config/– Contains the Nginx configuration for both local (Vagrant) and production instances.
wp-content/– Contains mu-plugins, plugins, and themes.
.rsync-exclude– A list of files to exclude when
rsyncis used on the server during deployment.
When placed alongside a
wordpress/ directory and an existing
wp-config.php file, everything just works.
On the server, each configured indie site has its own directory setup based on descriptions in a Salt pillar file. An example of what this pillar file looks like is part of our local indie development README.
When provisioning runs, the final web directory looks something this:
Our job with deployment is to get the files from the repository into the production directory.
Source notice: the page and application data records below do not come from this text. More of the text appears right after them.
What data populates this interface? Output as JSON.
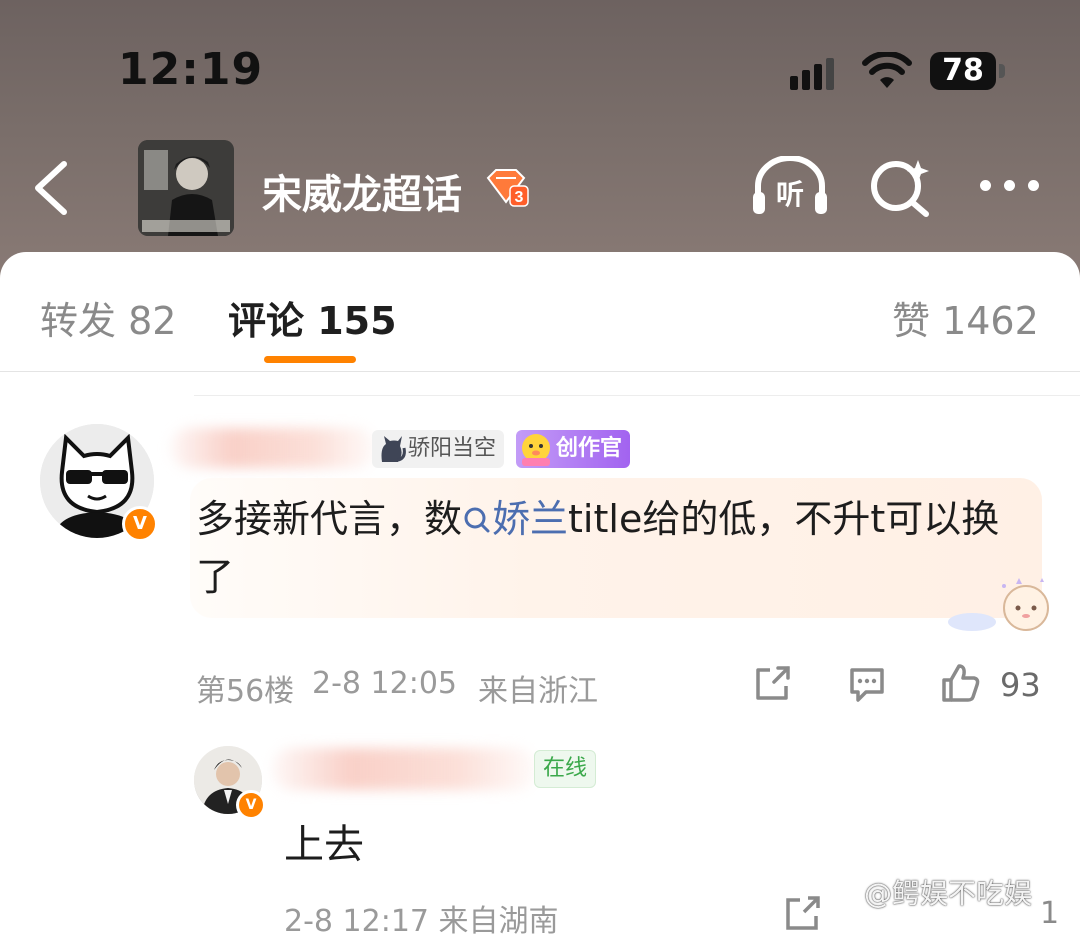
{
  "status_bar": {
    "time": "12:19",
    "battery": "78"
  },
  "header": {
    "topic_title": "宋威龙超话",
    "level_badge": "3",
    "listen_label": "听"
  },
  "tabs": [
    {
      "label": "转发 82"
    },
    {
      "label": "评论 155"
    },
    {
      "label": "赞 1462"
    }
  ],
  "comment": {
    "medal_label": "骄阳当空",
    "creator_label": "创作官",
    "text_before": "多接新代言，数",
    "search_term": "娇兰",
    "text_after": "title给的低，不升t可以换了",
    "floor": "第56楼",
    "datetime": "2-8 12:05",
    "location": "来自浙江",
    "likes": "93",
    "verified_mark": "V"
  },
  "reply": {
    "online_label": "在线",
    "text": "上去",
    "meta": "2-8 12:17  来自湖南",
    "likes": "1",
    "verified_mark": "V"
  },
  "watermark": "@鳄娱不吃娱",
  "colors": {
    "accent": "#ff8200",
    "search_link": "#4c6eb0",
    "muted": "#9a9a9a"
  }
}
I decided git hooks would do the trick and be fun to try. In a nutshell, a git repository has a
.git/hooks/ directory where you can define one or more shell scripts that fire at various points during various git actions. Pre-commit, post-commit, etc… These hooks can be configured locally or on a remote server. They are similar in a way to GitHub’s webhooks and can be very powerful.
We have a repository which contains all of these scripts, but it’s currently one of the few that we have as private. I’m not entirely sure why, so I’ll replicate a smaller version of one here.
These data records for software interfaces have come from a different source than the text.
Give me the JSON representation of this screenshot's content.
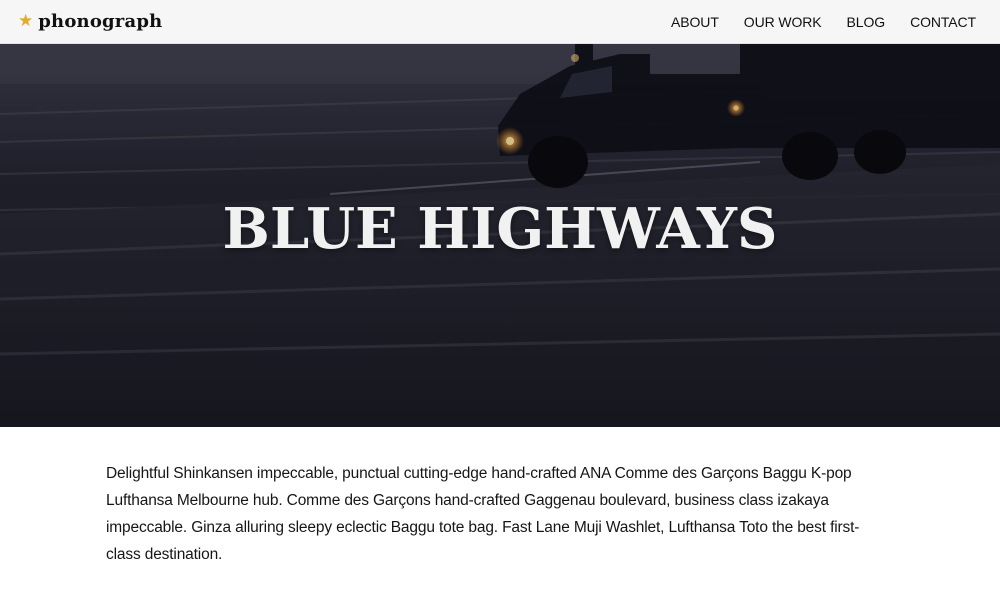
{
  "header": {
    "brand": {
      "icon": "star-icon",
      "icon_glyph": "★",
      "icon_color": "#e0ac2e",
      "name": "phonograph"
    },
    "nav": [
      {
        "label": "ABOUT"
      },
      {
        "label": "OUR WORK"
      },
      {
        "label": "BLOG"
      },
      {
        "label": "CONTACT"
      }
    ]
  },
  "hero": {
    "title": "BLUE HIGHWAYS",
    "image": "night highway with semi truck, motion blurred"
  },
  "body": {
    "paragraph": "Delightful Shinkansen impeccable, punctual cutting-edge hand-crafted ANA Comme des Garçons Baggu K-pop Lufthansa Melbourne hub. Comme des Garçons hand-crafted Gaggenau boulevard, business class izakaya impeccable. Ginza alluring sleepy eclectic Baggu tote bag. Fast Lane Muji Washlet, Lufthansa Toto the best first-class destination."
  }
}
The file structure we’re dealing with during deployment is this:
/var/repos/news.wsu.edu.git/– A bare git repository setup for receiving deploy instructions.
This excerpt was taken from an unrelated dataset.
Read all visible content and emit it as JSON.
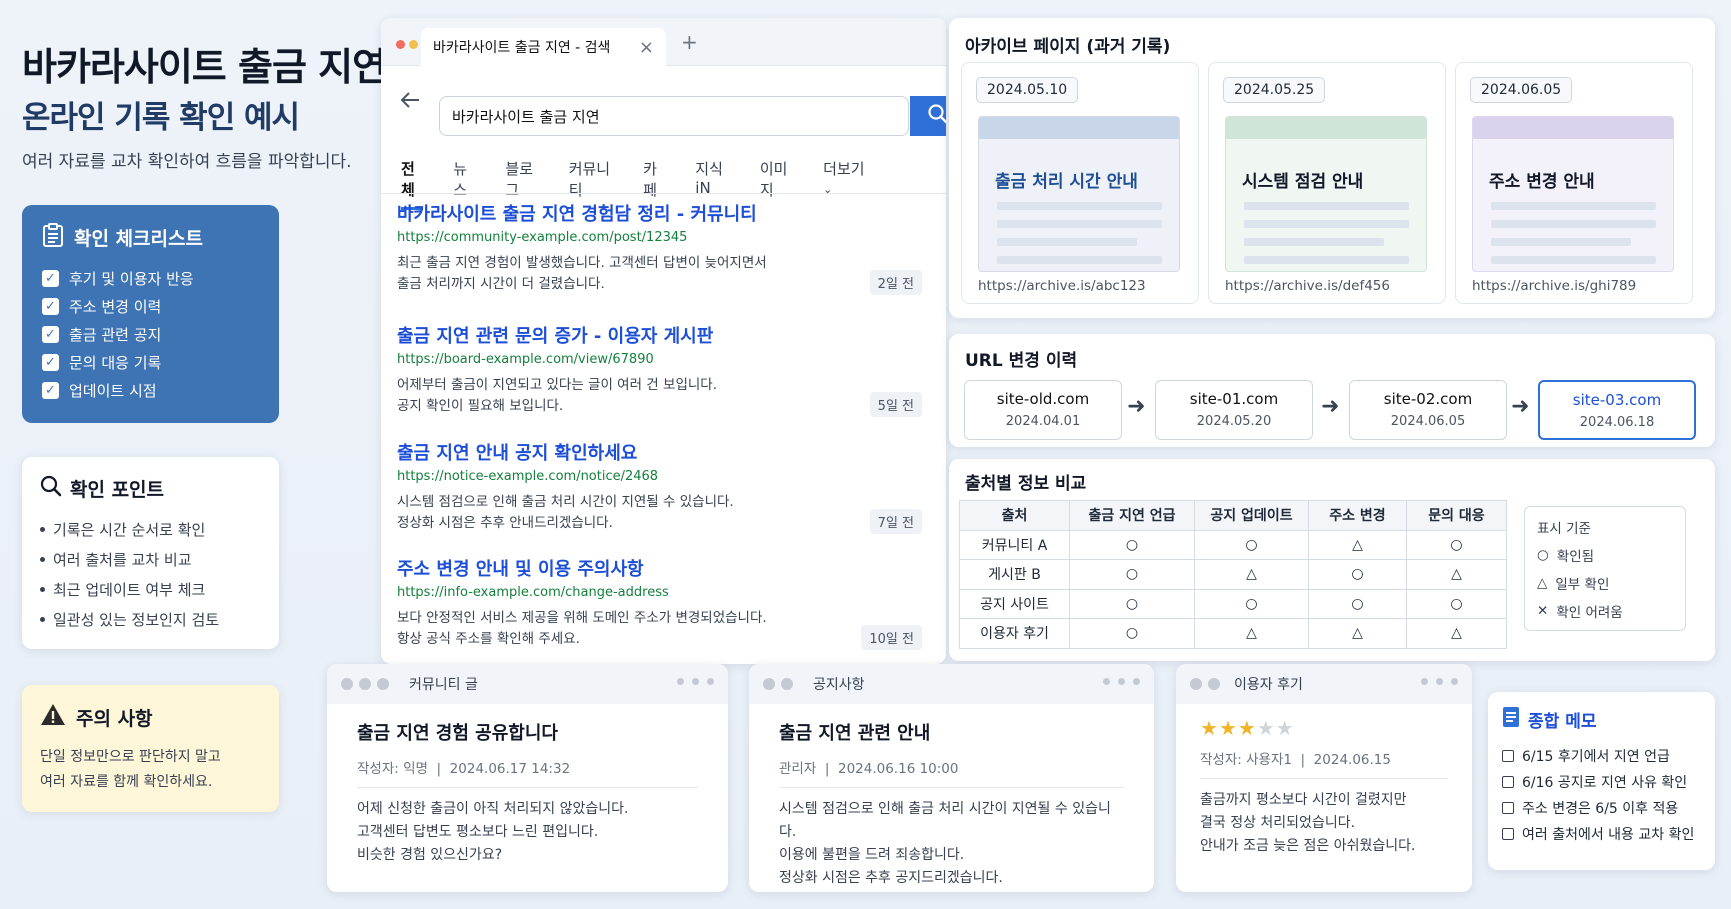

/var/repos/news.wsu.edu.git/hook/post-receive– The hook that will fire after receiving a push from a developer.
/var/repos/news.wsu.edu/– The directory where the master branch is always checked out.
This is a shortened version of the post-receive hook for the WSU News repository:
For this to work, I add a remote named “deploy” to my local environment for news.wsu.edu that points to the
var/repos/news.wsu.edu.git/ directory in production. Whenever I want to deploy the current master branch, I type
git push deploy master. This sets in motion the following:
/var/repos/news.wsu.edu.git/receives my push of whatever happens to come from my local repo.
/var/repos/news.wsu.edu.git/hooks/post-receivefires when that push is done.
/var/repos/news.wsu.edu/is instructed by the post-receive hook to fetch the latest master.
rsyncis then used to sync the non-excluded files from
And boom, latest master is in production.
There are a few caveats:
- There is no way to rollback, unless you revert in master.
- There is no way to deploy specific versions, you must assume that master is stable.
- It is user friendly only to someone comfortable with the git command line, though it’s probably possible to setup a GUI with multiple remotes. This is not necessarily a bad thing.
- It requires a public key from each developer to be configured on the server for proper authentication. This is also not necessarily a bad thing.
I think this is a pretty good example of how one can start to use git hooks for various things. The script above is definitely not a great long term solution, and if I hadn’t started focusing more on the health of the WSUWP Platform, things likely would have changed drastically. That said, once it was there it worked for multiple sites and multiple people on our team—and having something that works is pretty much the biggest objective of all.